*** Task data Section Begins ***

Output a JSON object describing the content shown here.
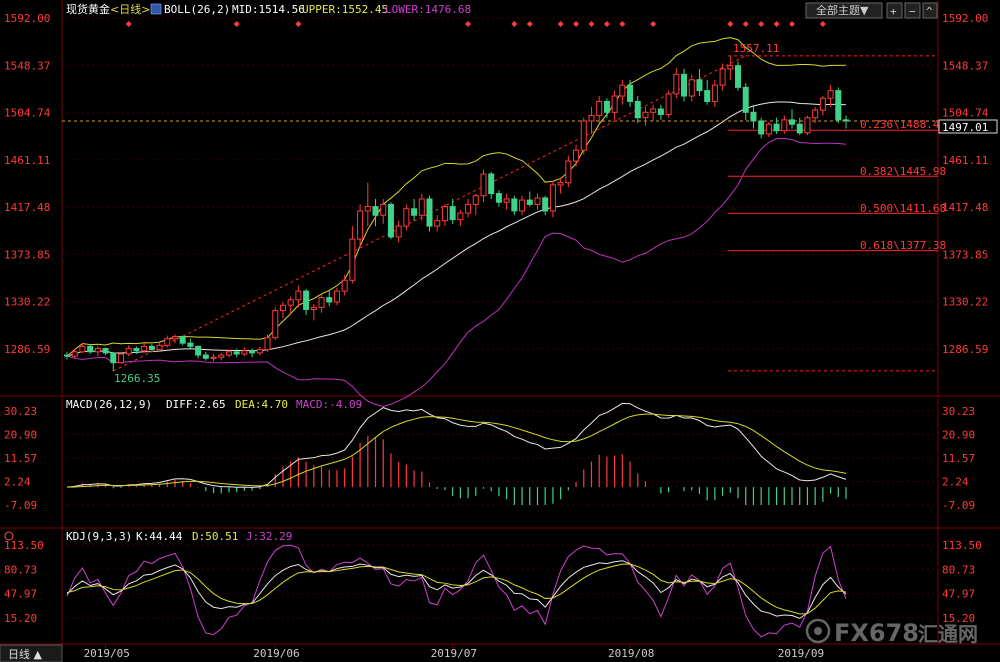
{
  "header": {
    "instrument": "现货黄金",
    "period": "<日线>",
    "indicator": "BOLL(26,2)",
    "mid": "MID:1514.56",
    "upper": "UPPER:1552.45",
    "lower": "LOWER:1476.68",
    "theme_button": "全部主题▼"
  },
  "macd_header": {
    "name": "MACD(26,12,9)",
    "diff": "DIFF:2.65",
    "dea": "DEA:4.70",
    "macd": "MACD:-4.09"
  },
  "kdj_header": {
    "name": "KDJ(9,3,3)",
    "k": "K:44.44",
    "d": "D:50.51",
    "j": "J:32.29"
  },
  "footer": {
    "period_tab": "日线 ▲",
    "months": [
      "2019/05",
      "2019/06",
      "2019/07",
      "2019/08",
      "2019/09"
    ]
  },
  "watermark": {
    "text": "FX678",
    "cjk": "汇通网"
  },
  "colors": {
    "up": "#ff3a3a",
    "down": "#3fd28a",
    "mid": "#e8e8e8",
    "upper": "#d8d82a",
    "lower": "#c030c0",
    "fib": "#ff2020",
    "k": "#e8e8e8",
    "d": "#d8d82a",
    "j": "#d040d0"
  },
  "chart_data": [
    {
      "type": "candlestick",
      "title": "现货黄金<日线>",
      "ylim": [
        1266,
        1592
      ],
      "y_ticks": [
        "1592.00",
        "1548.37",
        "1504.74",
        "1461.11",
        "1417.48",
        "1373.85",
        "1330.22",
        "1286.59"
      ],
      "current_price": "1497.01",
      "high_label": "1557.11",
      "low_label": "1266.35",
      "fib_levels": [
        {
          "label": "0.236\\1488.42",
          "value": 1488.42
        },
        {
          "label": "0.382\\1445.98",
          "value": 1445.98
        },
        {
          "label": "0.500\\1411.68",
          "value": 1411.68
        },
        {
          "label": "0.618\\1377.38",
          "value": 1377.38
        }
      ],
      "fib_top": 1557.11,
      "fib_bottom": 1266.35,
      "ohlc": [
        [
          1281,
          1284,
          1277,
          1280
        ],
        [
          1280,
          1286,
          1278,
          1284
        ],
        [
          1284,
          1292,
          1283,
          1289
        ],
        [
          1289,
          1291,
          1282,
          1284
        ],
        [
          1284,
          1289,
          1280,
          1287
        ],
        [
          1287,
          1288,
          1281,
          1283
        ],
        [
          1283,
          1284,
          1266,
          1274
        ],
        [
          1274,
          1284,
          1273,
          1282
        ],
        [
          1282,
          1290,
          1280,
          1287
        ],
        [
          1287,
          1289,
          1282,
          1285
        ],
        [
          1285,
          1292,
          1283,
          1289
        ],
        [
          1289,
          1291,
          1285,
          1286
        ],
        [
          1286,
          1293,
          1284,
          1290
        ],
        [
          1290,
          1299,
          1288,
          1296
        ],
        [
          1296,
          1300,
          1292,
          1298
        ],
        [
          1298,
          1299,
          1290,
          1292
        ],
        [
          1292,
          1296,
          1287,
          1289
        ],
        [
          1289,
          1290,
          1278,
          1281
        ],
        [
          1281,
          1284,
          1276,
          1278
        ],
        [
          1278,
          1282,
          1275,
          1279
        ],
        [
          1279,
          1283,
          1276,
          1281
        ],
        [
          1281,
          1286,
          1279,
          1284
        ],
        [
          1284,
          1287,
          1279,
          1282
        ],
        [
          1282,
          1288,
          1280,
          1285
        ],
        [
          1285,
          1287,
          1279,
          1283
        ],
        [
          1283,
          1289,
          1281,
          1286
        ],
        [
          1286,
          1300,
          1284,
          1297
        ],
        [
          1297,
          1325,
          1295,
          1322
        ],
        [
          1322,
          1330,
          1315,
          1327
        ],
        [
          1327,
          1335,
          1318,
          1332
        ],
        [
          1332,
          1345,
          1325,
          1340
        ],
        [
          1340,
          1342,
          1318,
          1323
        ],
        [
          1323,
          1328,
          1313,
          1325
        ],
        [
          1325,
          1338,
          1320,
          1334
        ],
        [
          1334,
          1340,
          1326,
          1330
        ],
        [
          1330,
          1343,
          1327,
          1340
        ],
        [
          1340,
          1355,
          1336,
          1350
        ],
        [
          1350,
          1400,
          1347,
          1388
        ],
        [
          1388,
          1420,
          1380,
          1414
        ],
        [
          1414,
          1440,
          1400,
          1418
        ],
        [
          1418,
          1425,
          1400,
          1410
        ],
        [
          1410,
          1425,
          1402,
          1420
        ],
        [
          1420,
          1422,
          1388,
          1390
        ],
        [
          1390,
          1405,
          1385,
          1400
        ],
        [
          1400,
          1420,
          1396,
          1416
        ],
        [
          1416,
          1425,
          1405,
          1410
        ],
        [
          1410,
          1430,
          1405,
          1425
        ],
        [
          1425,
          1428,
          1395,
          1400
        ],
        [
          1400,
          1410,
          1395,
          1405
        ],
        [
          1405,
          1420,
          1400,
          1418
        ],
        [
          1418,
          1425,
          1402,
          1406
        ],
        [
          1406,
          1415,
          1400,
          1412
        ],
        [
          1412,
          1425,
          1408,
          1420
        ],
        [
          1420,
          1430,
          1410,
          1428
        ],
        [
          1428,
          1452,
          1422,
          1448
        ],
        [
          1448,
          1450,
          1425,
          1430
        ],
        [
          1430,
          1433,
          1418,
          1422
        ],
        [
          1422,
          1430,
          1415,
          1425
        ],
        [
          1425,
          1428,
          1410,
          1414
        ],
        [
          1414,
          1428,
          1410,
          1424
        ],
        [
          1424,
          1432,
          1418,
          1420
        ],
        [
          1420,
          1430,
          1415,
          1426
        ],
        [
          1426,
          1428,
          1410,
          1414
        ],
        [
          1414,
          1442,
          1408,
          1438
        ],
        [
          1438,
          1445,
          1430,
          1440
        ],
        [
          1440,
          1465,
          1436,
          1460
        ],
        [
          1460,
          1475,
          1455,
          1470
        ],
        [
          1470,
          1500,
          1466,
          1497
        ],
        [
          1497,
          1510,
          1485,
          1502
        ],
        [
          1502,
          1520,
          1495,
          1515
        ],
        [
          1515,
          1518,
          1500,
          1505
        ],
        [
          1505,
          1525,
          1498,
          1520
        ],
        [
          1520,
          1535,
          1512,
          1530
        ],
        [
          1530,
          1535,
          1510,
          1515
        ],
        [
          1515,
          1520,
          1495,
          1500
        ],
        [
          1500,
          1510,
          1493,
          1505
        ],
        [
          1505,
          1512,
          1497,
          1508
        ],
        [
          1508,
          1512,
          1498,
          1503
        ],
        [
          1503,
          1525,
          1500,
          1522
        ],
        [
          1522,
          1546,
          1518,
          1540
        ],
        [
          1540,
          1545,
          1515,
          1520
        ],
        [
          1520,
          1540,
          1515,
          1535
        ],
        [
          1535,
          1545,
          1520,
          1525
        ],
        [
          1525,
          1535,
          1512,
          1515
        ],
        [
          1515,
          1535,
          1510,
          1530
        ],
        [
          1530,
          1550,
          1525,
          1545
        ],
        [
          1545,
          1557,
          1535,
          1548
        ],
        [
          1548,
          1552,
          1525,
          1528
        ],
        [
          1528,
          1532,
          1498,
          1505
        ],
        [
          1505,
          1512,
          1490,
          1497
        ],
        [
          1497,
          1500,
          1481,
          1485
        ],
        [
          1485,
          1496,
          1482,
          1494
        ],
        [
          1494,
          1500,
          1485,
          1488
        ],
        [
          1488,
          1502,
          1485,
          1498
        ],
        [
          1498,
          1508,
          1490,
          1494
        ],
        [
          1494,
          1500,
          1484,
          1486
        ],
        [
          1486,
          1502,
          1484,
          1500
        ],
        [
          1500,
          1510,
          1495,
          1507
        ],
        [
          1507,
          1520,
          1502,
          1518
        ],
        [
          1518,
          1530,
          1510,
          1525
        ],
        [
          1525,
          1528,
          1495,
          1498
        ],
        [
          1498,
          1502,
          1490,
          1497
        ]
      ]
    },
    {
      "type": "bar",
      "title": "MACD(26,12,9)",
      "ylim": [
        -7.09,
        30.23
      ],
      "y_ticks": [
        "30.23",
        "20.90",
        "11.57",
        "2.24",
        "-7.09"
      ]
    },
    {
      "type": "line",
      "title": "KDJ(9,3,3)",
      "ylim": [
        15.2,
        113.5
      ],
      "y_ticks": [
        "113.50",
        "80.73",
        "47.97",
        "15.20"
      ]
    }
  ]
}
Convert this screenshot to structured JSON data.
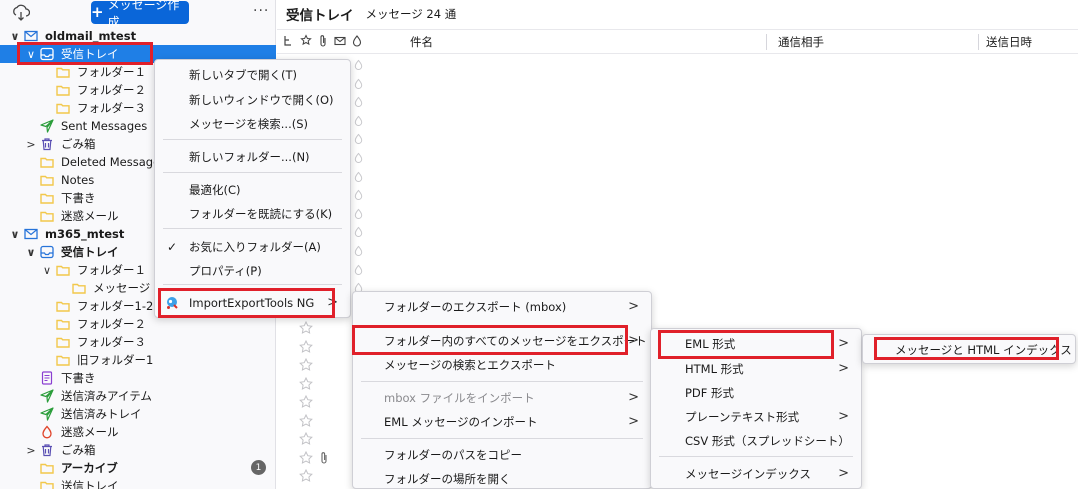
{
  "folder_pane": {
    "new_message_label": "メッセージ作成",
    "more_label": "···",
    "unread_badge": "1",
    "folders": [
      {
        "label": "oldmail_mtest",
        "icon": "mail-account-icon",
        "bold": true,
        "twisty": "∨",
        "level": 0
      },
      {
        "label": "受信トレイ",
        "icon": "inbox-icon",
        "selected": true,
        "twisty": "∨",
        "level": 1
      },
      {
        "label": "フォルダー１",
        "icon": "folder-icon",
        "level": 2
      },
      {
        "label": "フォルダー２",
        "icon": "folder-icon",
        "level": 2
      },
      {
        "label": "フォルダー３",
        "icon": "folder-icon",
        "level": 2
      },
      {
        "label": "Sent Messages",
        "icon": "sent-icon",
        "level": 1
      },
      {
        "label": "ごみ箱",
        "icon": "trash-icon",
        "twisty": ">",
        "level": 1
      },
      {
        "label": "Deleted Messages",
        "icon": "folder-icon",
        "level": 1
      },
      {
        "label": "Notes",
        "icon": "folder-icon",
        "level": 1
      },
      {
        "label": "下書き",
        "icon": "folder-icon",
        "level": 1
      },
      {
        "label": "迷惑メール",
        "icon": "folder-icon",
        "level": 1
      },
      {
        "label": "m365_mtest",
        "icon": "mail-account-icon",
        "bold": true,
        "twisty": "∨",
        "level": 0
      },
      {
        "label": "受信トレイ",
        "icon": "inbox-icon",
        "bold": true,
        "twisty": "∨",
        "level": 1
      },
      {
        "label": "フォルダー１",
        "icon": "folder-icon",
        "twisty": "∨",
        "level": 2
      },
      {
        "label": "メッセージ",
        "icon": "folder-icon",
        "level": 3
      },
      {
        "label": "フォルダー1-2",
        "icon": "folder-icon",
        "level": 2
      },
      {
        "label": "フォルダー２",
        "icon": "folder-icon",
        "level": 2
      },
      {
        "label": "フォルダー３",
        "icon": "folder-icon",
        "level": 2
      },
      {
        "label": "旧フォルダー1",
        "icon": "folder-icon",
        "level": 2
      },
      {
        "label": "下書き",
        "icon": "drafts-icon",
        "level": 1
      },
      {
        "label": "送信済みアイテム",
        "icon": "sent-icon",
        "level": 1
      },
      {
        "label": "送信済みトレイ",
        "icon": "sent-icon",
        "level": 1
      },
      {
        "label": "迷惑メール",
        "icon": "junk-icon",
        "level": 1
      },
      {
        "label": "ごみ箱",
        "icon": "trash-icon",
        "twisty": ">",
        "level": 1
      },
      {
        "label": "アーカイブ",
        "icon": "folder-icon",
        "bold": true,
        "level": 1
      },
      {
        "label": "送信トレイ",
        "icon": "folder-icon",
        "level": 1
      }
    ]
  },
  "message_pane": {
    "title": "受信トレイ",
    "count": "メッセージ 24 通",
    "columns": {
      "subject": "件名",
      "correspondent": "通信相手",
      "date": "送信日時"
    }
  },
  "context_menu": {
    "items": [
      {
        "label": "新しいタブで開く(T)"
      },
      {
        "label": "新しいウィンドウで開く(O)"
      },
      {
        "label": "メッセージを検索...(S)"
      },
      {
        "label": "新しいフォルダー...(N)"
      },
      {
        "label": "最適化(C)"
      },
      {
        "label": "フォルダーを既読にする(K)"
      },
      {
        "label": "お気に入りフォルダー(A)",
        "check": "✓"
      },
      {
        "label": "プロパティ(P)"
      },
      {
        "label": "ImportExportTools NG",
        "arrow": ">"
      }
    ]
  },
  "submenu1": {
    "items": [
      {
        "label": "フォルダーのエクスポート (mbox)",
        "arrow": ">"
      },
      {
        "label": "フォルダー内のすべてのメッセージをエクスポート",
        "arrow": ">"
      },
      {
        "label": "メッセージの検索とエクスポート"
      },
      {
        "label": "mbox ファイルをインポート",
        "arrow": ">",
        "disabled": true
      },
      {
        "label": "EML メッセージのインポート",
        "arrow": ">"
      },
      {
        "label": "フォルダーのパスをコピー"
      },
      {
        "label": "フォルダーの場所を開く"
      }
    ]
  },
  "submenu2": {
    "items": [
      {
        "label": "EML 形式",
        "arrow": ">"
      },
      {
        "label": "HTML 形式",
        "arrow": ">"
      },
      {
        "label": "PDF 形式"
      },
      {
        "label": "プレーンテキスト形式",
        "arrow": ">"
      },
      {
        "label": "CSV 形式（スプレッドシート）"
      },
      {
        "label": "メッセージインデックス",
        "arrow": ">"
      }
    ]
  },
  "submenu3": {
    "items": [
      {
        "label": "メッセージと HTML インデックス"
      }
    ]
  },
  "colors": {
    "accent": "#0a66d9",
    "selection": "#1f7fe6",
    "highlight_box": "#e0202a",
    "folder": "#f2c84b",
    "sent": "#2a9d3a",
    "trash": "#5a4fb3"
  }
}
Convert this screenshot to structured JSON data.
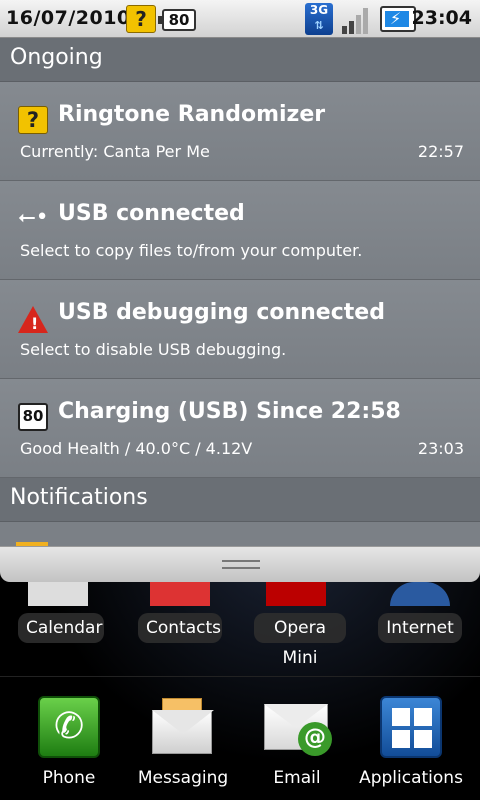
{
  "status_bar": {
    "date": "16/07/2010",
    "time": "23:04",
    "battery_level": "80",
    "network_type": "3G",
    "signal_bars": 2,
    "icons": [
      "question-icon",
      "battery-icon",
      "3g-data-icon",
      "signal-icon",
      "charging-icon"
    ]
  },
  "panel": {
    "ongoing_header": "Ongoing",
    "notifications_header": "Notifications",
    "ongoing": [
      {
        "icon": "question-icon",
        "title": "Ringtone Randomizer",
        "description": "Currently: Canta Per Me",
        "time": "22:57"
      },
      {
        "icon": "usb-icon",
        "title": "USB connected",
        "description": "Select to copy files to/from your computer.",
        "time": ""
      },
      {
        "icon": "warning-icon",
        "title": "USB debugging connected",
        "description": "Select to disable USB debugging.",
        "time": ""
      },
      {
        "icon": "battery-icon",
        "icon_text": "80",
        "title": "Charging (USB) Since 22:58",
        "description": "Good Health / 40.0°C / 4.12V",
        "time": "23:03"
      }
    ]
  },
  "home": {
    "workspace_apps": [
      "Calendar",
      "Contacts",
      "Opera Mini",
      "Internet"
    ],
    "dock": [
      "Phone",
      "Messaging",
      "Email",
      "Applications"
    ]
  },
  "colors": {
    "panel_bg": "#7b8086",
    "accent_blue": "#1e88e5",
    "warning_red": "#d7261c",
    "question_yellow": "#f2c200"
  }
}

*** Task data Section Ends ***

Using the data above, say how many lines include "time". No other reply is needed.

5